## Exercise requirements
Copy every line of the following data that includes the string "username".

*** Data Section Begins ***

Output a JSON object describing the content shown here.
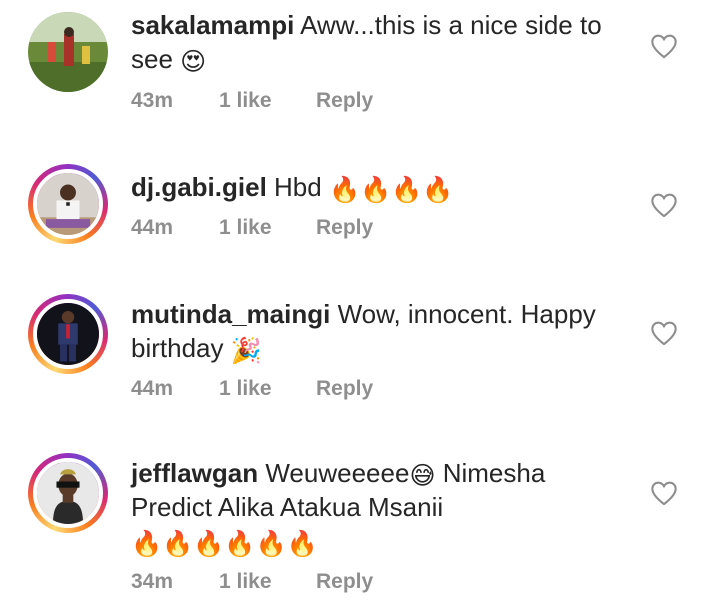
{
  "comments": [
    {
      "username": "sakalamampi",
      "text": " Aww...this is a nice side to see ",
      "emojis": "😍",
      "time": "43m",
      "likes": "1 like",
      "reply": "Reply"
    },
    {
      "username": "dj.gabi.giel",
      "text": " Hbd ",
      "emojis": "🔥🔥🔥🔥",
      "time": "44m",
      "likes": "1 like",
      "reply": "Reply"
    },
    {
      "username": "mutinda_maingi",
      "text": " Wow, innocent. Happy birthday ",
      "emojis": "🎉",
      "time": "44m",
      "likes": "1 like",
      "reply": "Reply"
    },
    {
      "username": "jefflawgan",
      "text_a": " Weuweeeee",
      "emoji_a": "😅",
      "text_b": " Nimesha Predict Alika Atakua Msanii ",
      "emojis": "🔥🔥🔥🔥🔥🔥",
      "time": "34m",
      "likes": "1 like",
      "reply": "Reply"
    }
  ],
  "icons": {
    "like": "heart-outline-icon"
  },
  "colors": {
    "text": "#262626",
    "meta": "#8e8e8e",
    "heart": "#8e8e8e"
  }
}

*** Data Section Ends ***

## Exercise response
      "username": "sakalamampi",
      "username": "dj.gabi.giel",
      "username": "mutinda_maingi",
      "username": "jefflawgan",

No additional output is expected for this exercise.